## Records provided
..............................

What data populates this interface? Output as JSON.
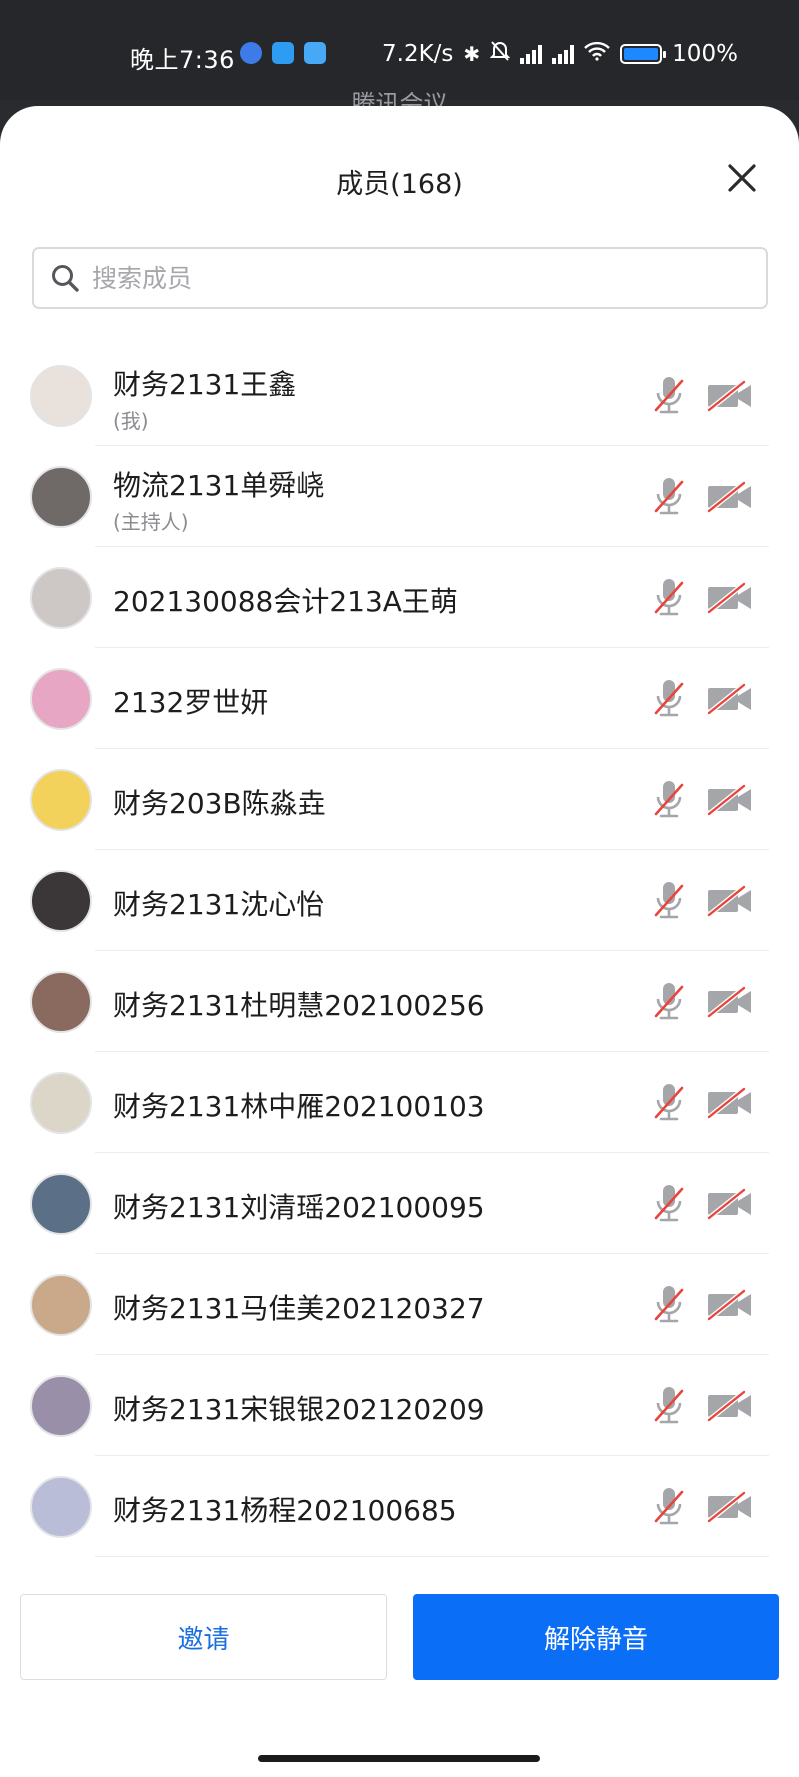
{
  "status_bar": {
    "time": "晚上7:36",
    "network_speed": "7.2K/s",
    "battery": "100%",
    "icons": [
      "bubble-app-icon",
      "cloud-app-icon",
      "chat-app-icon",
      "bluetooth-icon",
      "mute-bell-icon",
      "hd-signal-icon",
      "hd-signal-icon",
      "wifi-icon",
      "battery-icon"
    ],
    "battery_color": "#1e88ff"
  },
  "background_title": "腾讯会议",
  "sheet": {
    "title": "成员(168)",
    "close_icon": "close-icon"
  },
  "search": {
    "placeholder": "搜索成员",
    "value": ""
  },
  "members": [
    {
      "name": "财务2131王鑫",
      "role": "(我)",
      "mic": "muted",
      "camera": "off",
      "avatar_color": "#e9e1dc"
    },
    {
      "name": "物流2131单舜峣",
      "role": "(主持人)",
      "mic": "muted",
      "camera": "off",
      "avatar_color": "#6f6a68"
    },
    {
      "name": "202130088会计213A王萌",
      "role": "",
      "mic": "muted",
      "camera": "off",
      "avatar_color": "#cdc8c6"
    },
    {
      "name": "2132罗世妍",
      "role": "",
      "mic": "muted",
      "camera": "off",
      "avatar_color": "#e7a7c4"
    },
    {
      "name": "财务203B陈淼垚",
      "role": "",
      "mic": "muted",
      "camera": "off",
      "avatar_color": "#f3d25b"
    },
    {
      "name": "财务2131沈心怡",
      "role": "",
      "mic": "muted",
      "camera": "off",
      "avatar_color": "#3b3637"
    },
    {
      "name": "财务2131杜明慧202100256",
      "role": "",
      "mic": "muted",
      "camera": "off",
      "avatar_color": "#8a6a5e"
    },
    {
      "name": "财务2131林中雁202100103",
      "role": "",
      "mic": "muted",
      "camera": "off",
      "avatar_color": "#dcd6c9"
    },
    {
      "name": "财务2131刘清瑶202100095",
      "role": "",
      "mic": "muted",
      "camera": "off",
      "avatar_color": "#5b6f86"
    },
    {
      "name": "财务2131马佳美202120327",
      "role": "",
      "mic": "muted",
      "camera": "off",
      "avatar_color": "#c9a98a"
    },
    {
      "name": "财务2131宋银银202120209",
      "role": "",
      "mic": "muted",
      "camera": "off",
      "avatar_color": "#9a8fa8"
    },
    {
      "name": "财务2131杨程202100685",
      "role": "",
      "mic": "muted",
      "camera": "off",
      "avatar_color": "#b9bdd7"
    }
  ],
  "buttons": {
    "invite": "邀请",
    "unmute_all": "解除静音"
  },
  "colors": {
    "accent_blue": "#0b6ef7",
    "invite_text": "#1a6fe0",
    "muted_red": "#e8453c",
    "icon_gray": "#a5a6aa"
  }
}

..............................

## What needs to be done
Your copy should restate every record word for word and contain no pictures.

## Exercise answer
What data populates this interface? Output as JSON.
{
  "status_bar": {
    "time": "晚上7:36",
    "network_speed": "7.2K/s",
    "battery": "100%",
    "icons": [
      "bubble-app-icon",
      "cloud-app-icon",
      "chat-app-icon",
      "bluetooth-icon",
      "mute-bell-icon",
      "hd-signal-icon",
      "hd-signal-icon",
      "wifi-icon",
      "battery-icon"
    ],
    "battery_color": "#1e88ff"
  },
  "background_title": "腾讯会议",
  "sheet": {
    "title": "成员(168)",
    "close_icon": "close-icon"
  },
  "search": {
    "placeholder": "搜索成员",
    "value": ""
  },
  "members": [
    {
      "name": "财务2131王鑫",
      "role": "(我)",
      "mic": "muted",
      "camera": "off",
      "avatar_color": "#e9e1dc"
    },
    {
      "name": "物流2131单舜峣",
      "role": "(主持人)",
      "mic": "muted",
      "camera": "off",
      "avatar_color": "#6f6a68"
    },
    {
      "name": "202130088会计213A王萌",
      "role": "",
      "mic": "muted",
      "camera": "off",
      "avatar_color": "#cdc8c6"
    },
    {
      "name": "2132罗世妍",
      "role": "",
      "mic": "muted",
      "camera": "off",
      "avatar_color": "#e7a7c4"
    },
    {
      "name": "财务203B陈淼垚",
      "role": "",
      "mic": "muted",
      "camera": "off",
      "avatar_color": "#f3d25b"
    },
    {
      "name": "财务2131沈心怡",
      "role": "",
      "mic": "muted",
      "camera": "off",
      "avatar_color": "#3b3637"
    },
    {
      "name": "财务2131杜明慧202100256",
      "role": "",
      "mic": "muted",
      "camera": "off",
      "avatar_color": "#8a6a5e"
    },
    {
      "name": "财务2131林中雁202100103",
      "role": "",
      "mic": "muted",
      "camera": "off",
      "avatar_color": "#dcd6c9"
    },
    {
      "name": "财务2131刘清瑶202100095",
      "role": "",
      "mic": "muted",
      "camera": "off",
      "avatar_color": "#5b6f86"
    },
    {
      "name": "财务2131马佳美202120327",
      "role": "",
      "mic": "muted",
      "camera": "off",
      "avatar_color": "#c9a98a"
    },
    {
      "name": "财务2131宋银银202120209",
      "role": "",
      "mic": "muted",
      "camera": "off",
      "avatar_color": "#9a8fa8"
    },
    {
      "name": "财务2131杨程202100685",
      "role": "",
      "mic": "muted",
      "camera": "off",
      "avatar_color": "#b9bdd7"
    }
  ],
  "buttons": {
    "invite": "邀请",
    "unmute_all": "解除静音"
  },
  "colors": {
    "accent_blue": "#0b6ef7",
    "invite_text": "#1a6fe0",
    "muted_red": "#e8453c",
    "icon_gray": "#a5a6aa"
  }
}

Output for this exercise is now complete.